(Records from a collection)
:::

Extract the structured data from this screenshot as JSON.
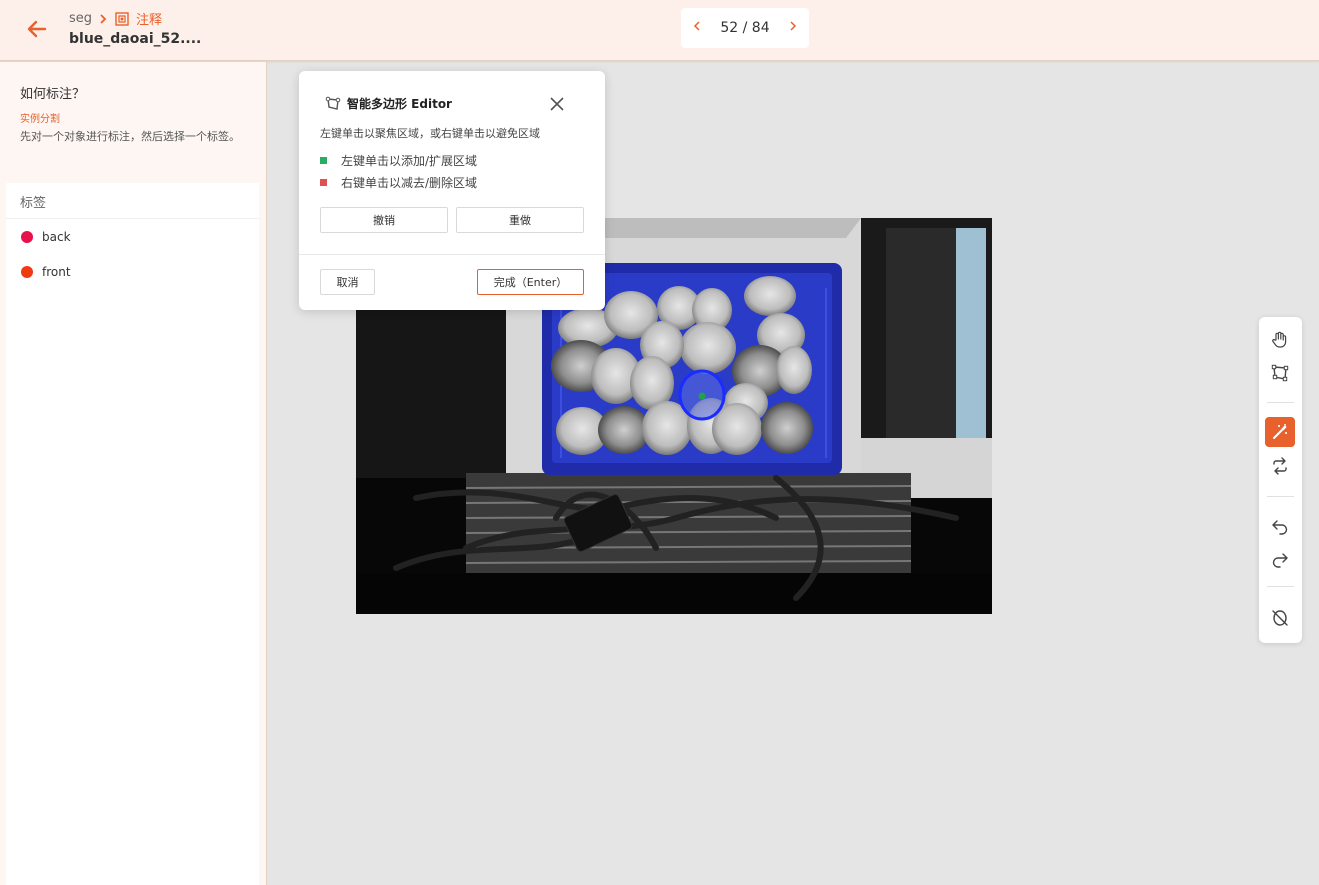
{
  "header": {
    "breadcrumb_project": "seg",
    "breadcrumb_current": "注释",
    "filename": "blue_daoai_52....",
    "pager": {
      "current_of_total": "52 / 84",
      "prev": "‹",
      "next": "›"
    }
  },
  "sidebar": {
    "howto_title": "如何标注？",
    "howto_type": "实例分割",
    "howto_desc": "先对一个对象进行标注，然后选择一个标签。",
    "labels_title": "标签",
    "labels": [
      {
        "name": "back",
        "color": "#e8104a"
      },
      {
        "name": "front",
        "color": "#f03a10"
      }
    ]
  },
  "editor": {
    "title": "智能多边形 Editor",
    "hint": "左键单击以聚焦区域，或右键单击以避免区域",
    "legend_add": "左键单击以添加/扩展区域",
    "legend_remove": "右键单击以减去/删除区域",
    "legend_add_color": "#27ae60",
    "legend_remove_color": "#e05050",
    "undo_label": "撤销",
    "redo_label": "重做",
    "cancel_label": "取消",
    "finish_label": "完成（Enter）"
  },
  "toolbar": {
    "tools": [
      "hand-icon",
      "polygon-icon",
      "magic-wand-icon",
      "swap-icon",
      "undo-icon",
      "redo-icon",
      "hide-icon"
    ],
    "active_tool": "magic-wand-icon",
    "accent": "#e8612c"
  }
}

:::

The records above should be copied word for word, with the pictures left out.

• _EXERCISE RESPONSE_
Extract the structured data from this screenshot as JSON.
{
  "header": {
    "breadcrumb_project": "seg",
    "breadcrumb_current": "注释",
    "filename": "blue_daoai_52....",
    "pager": {
      "current_of_total": "52 / 84",
      "prev": "‹",
      "next": "›"
    }
  },
  "sidebar": {
    "howto_title": "如何标注？",
    "howto_type": "实例分割",
    "howto_desc": "先对一个对象进行标注，然后选择一个标签。",
    "labels_title": "标签",
    "labels": [
      {
        "name": "back",
        "color": "#e8104a"
      },
      {
        "name": "front",
        "color": "#f03a10"
      }
    ]
  },
  "editor": {
    "title": "智能多边形 Editor",
    "hint": "左键单击以聚焦区域，或右键单击以避免区域",
    "legend_add": "左键单击以添加/扩展区域",
    "legend_remove": "右键单击以减去/删除区域",
    "legend_add_color": "#27ae60",
    "legend_remove_color": "#e05050",
    "undo_label": "撤销",
    "redo_label": "重做",
    "cancel_label": "取消",
    "finish_label": "完成（Enter）"
  },
  "toolbar": {
    "tools": [
      "hand-icon",
      "polygon-icon",
      "magic-wand-icon",
      "swap-icon",
      "undo-icon",
      "redo-icon",
      "hide-icon"
    ],
    "active_tool": "magic-wand-icon",
    "accent": "#e8612c"
  }
}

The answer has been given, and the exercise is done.